WORK TO COMPLETE: Check each line of the material for the string "currency", then give only how many lines have it.

*** Opening of ENTRIES SUPPLIED ***

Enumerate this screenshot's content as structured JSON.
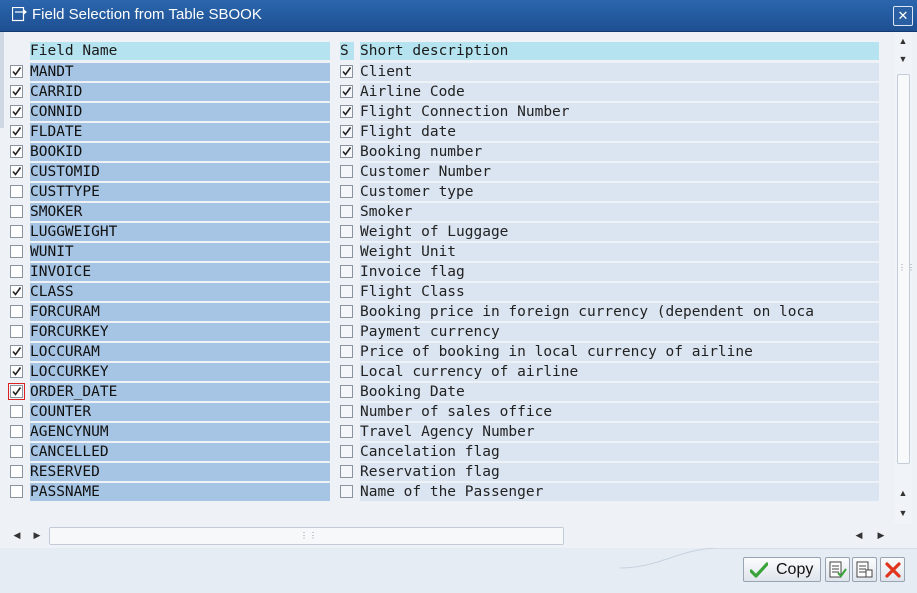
{
  "window": {
    "title": "Field Selection from Table SBOOK",
    "close": "✕"
  },
  "columns": {
    "field": "Field Name",
    "sel": "S",
    "desc": "Short description"
  },
  "rows": [
    {
      "field": "MANDT",
      "desc": "Client",
      "chk": true,
      "sel": true
    },
    {
      "field": "CARRID",
      "desc": "Airline Code",
      "chk": true,
      "sel": true
    },
    {
      "field": "CONNID",
      "desc": "Flight Connection Number",
      "chk": true,
      "sel": true
    },
    {
      "field": "FLDATE",
      "desc": "Flight date",
      "chk": true,
      "sel": true
    },
    {
      "field": "BOOKID",
      "desc": "Booking number",
      "chk": true,
      "sel": true
    },
    {
      "field": "CUSTOMID",
      "desc": "Customer Number",
      "chk": true,
      "sel": false
    },
    {
      "field": "CUSTTYPE",
      "desc": "Customer type",
      "chk": false,
      "sel": false
    },
    {
      "field": "SMOKER",
      "desc": "Smoker",
      "chk": false,
      "sel": false
    },
    {
      "field": "LUGGWEIGHT",
      "desc": "Weight of Luggage",
      "chk": false,
      "sel": false
    },
    {
      "field": "WUNIT",
      "desc": "Weight Unit",
      "chk": false,
      "sel": false
    },
    {
      "field": "INVOICE",
      "desc": "Invoice flag",
      "chk": false,
      "sel": false
    },
    {
      "field": "CLASS",
      "desc": "Flight Class",
      "chk": true,
      "sel": false
    },
    {
      "field": "FORCURAM",
      "desc": "Booking price in foreign currency (dependent on loca",
      "chk": false,
      "sel": false
    },
    {
      "field": "FORCURKEY",
      "desc": "Payment currency",
      "chk": false,
      "sel": false
    },
    {
      "field": "LOCCURAM",
      "desc": "Price of booking in local currency of airline",
      "chk": true,
      "sel": false
    },
    {
      "field": "LOCCURKEY",
      "desc": "Local currency of airline",
      "chk": true,
      "sel": false
    },
    {
      "field": "ORDER_DATE",
      "desc": "Booking Date",
      "chk": true,
      "sel": false,
      "focus": true
    },
    {
      "field": "COUNTER",
      "desc": "Number of sales office",
      "chk": false,
      "sel": false
    },
    {
      "field": "AGENCYNUM",
      "desc": "Travel Agency Number",
      "chk": false,
      "sel": false
    },
    {
      "field": "CANCELLED",
      "desc": "Cancelation flag",
      "chk": false,
      "sel": false
    },
    {
      "field": "RESERVED",
      "desc": "Reservation flag",
      "chk": false,
      "sel": false
    },
    {
      "field": "PASSNAME",
      "desc": "Name of the Passenger",
      "chk": false,
      "sel": false
    }
  ],
  "footer": {
    "copy_label": "Copy"
  },
  "colors": {
    "title_bar": "#2b66ad",
    "header_bg": "#b5e4f0",
    "field_bg": "#a6c4e3",
    "desc_bg": "#dbe5f1",
    "check_green": "#3aa33a",
    "cancel_red": "#e0341c"
  },
  "icons": {
    "window": "dialog-icon",
    "close": "close-icon",
    "copy": "checkmark-icon",
    "select_all": "select-all-icon",
    "deselect_all": "deselect-all-icon",
    "cancel": "cancel-icon"
  }
}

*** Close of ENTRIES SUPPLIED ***

YOUR RESPONSE: 4